Regrets, a quintessentially American play by British playwright Matt Charman, is the story of four men trying to outrun their pasts by staying in the same place. The setting is a novel one: a Nevada desert outpost in the 1950s where men come to live in order to establish the necessary residency for a divorce, a way station between a past they’d like to forget and a future they want to avoid.
Caleb (Ansel Elgort), an 18-year-old boy hiding from problems far beyond his years, is the latest addition to the community, which operates a bit like a summer camp for adults. He joins timorous pet shop owner Alvin (Richard Topol), antagonistic store detective Gerald (Lucas Caleb Rooney), and Ben (Brian Hutchison), the de facto leader and the play’s occasionally miscalibrated moral compass.
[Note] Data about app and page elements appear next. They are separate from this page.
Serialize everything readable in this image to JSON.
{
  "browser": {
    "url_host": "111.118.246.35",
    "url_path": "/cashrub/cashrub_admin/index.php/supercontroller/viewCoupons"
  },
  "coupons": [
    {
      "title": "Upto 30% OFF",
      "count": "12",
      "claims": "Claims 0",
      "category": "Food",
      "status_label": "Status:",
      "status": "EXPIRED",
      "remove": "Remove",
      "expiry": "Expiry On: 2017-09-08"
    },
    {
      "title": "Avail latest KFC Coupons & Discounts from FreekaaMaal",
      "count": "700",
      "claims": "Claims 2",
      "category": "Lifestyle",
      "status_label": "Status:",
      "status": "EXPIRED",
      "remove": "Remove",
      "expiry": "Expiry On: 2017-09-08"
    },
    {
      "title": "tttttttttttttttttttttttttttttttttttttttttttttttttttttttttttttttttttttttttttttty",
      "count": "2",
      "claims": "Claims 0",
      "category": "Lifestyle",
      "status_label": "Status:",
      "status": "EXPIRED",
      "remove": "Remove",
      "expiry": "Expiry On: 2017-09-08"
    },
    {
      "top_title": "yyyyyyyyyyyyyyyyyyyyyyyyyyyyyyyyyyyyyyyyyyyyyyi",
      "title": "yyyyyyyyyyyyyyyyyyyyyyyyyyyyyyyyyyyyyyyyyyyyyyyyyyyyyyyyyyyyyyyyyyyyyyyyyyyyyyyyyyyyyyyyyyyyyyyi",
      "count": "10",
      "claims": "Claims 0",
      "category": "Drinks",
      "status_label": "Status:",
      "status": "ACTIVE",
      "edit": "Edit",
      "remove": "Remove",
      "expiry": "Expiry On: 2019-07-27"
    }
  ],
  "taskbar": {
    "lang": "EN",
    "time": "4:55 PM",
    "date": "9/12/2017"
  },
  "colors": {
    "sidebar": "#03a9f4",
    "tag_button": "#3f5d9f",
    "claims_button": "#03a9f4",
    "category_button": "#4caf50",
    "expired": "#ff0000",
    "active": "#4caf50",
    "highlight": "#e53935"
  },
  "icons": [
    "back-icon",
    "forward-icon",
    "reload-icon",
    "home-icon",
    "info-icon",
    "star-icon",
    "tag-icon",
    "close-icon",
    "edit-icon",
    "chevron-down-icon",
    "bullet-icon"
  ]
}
They cook meals, play cards, shoot the breeze, play cards again — anything that helps move along the day, the highlight of which is a visit from Chrissie (Alexis Bledel), a local girl who makes her living by offering herself to the men passing through.
It’s a bit of a makeshift family, jerry-rigged together by circumstance, but the interactions among its members ring true with a warmth and believability that outstrips the archetypal limitations of the characters. Ben is by far the most intriguing resident, a war veteran and former schoolteacher who radiates a gentle authority but who has been living at the camp in utter stasis for three years, unwilling to return to his old life or start a new one. Over that time, he’s formed a parental bond with Chrissie and a mutual respect with Mrs. Duke (Adriane Lenox), the black proprietress whose punctilious rule-making belies a genuine affection for her tenants.
Charman dovetails his characters’ personal problems and responsibilities with national ones when a G-man (Curt Bouril) shows up to investigate Caleb’s possible ties to the Communist Party. It’s a smooth thematic transition, but structurally feels like a left turn, and there’s a noticeable asymmetry to the two acts.
The stage design by Rachel Hauck, on the other hand, is fantastic, making the most of limited space and fitting in three cabins (one in cross-section) while still having everything feel open. Similarly, Ben Stanton’s lighting design is gorgeous, evoking slate-gray dawns and golden magic hours, and using shadow to give depth to the staging. The actors can quite literally inhabit this space, a factor that lends naturalness to storytelling that might otherwise feel a little forced and stilted. You almost believe that these men have been living with each other for weeks, using each other to distract from themselves and building a brotherhood in purgatory. B+
(Tickets: CityCenter.org or 212-581-1212)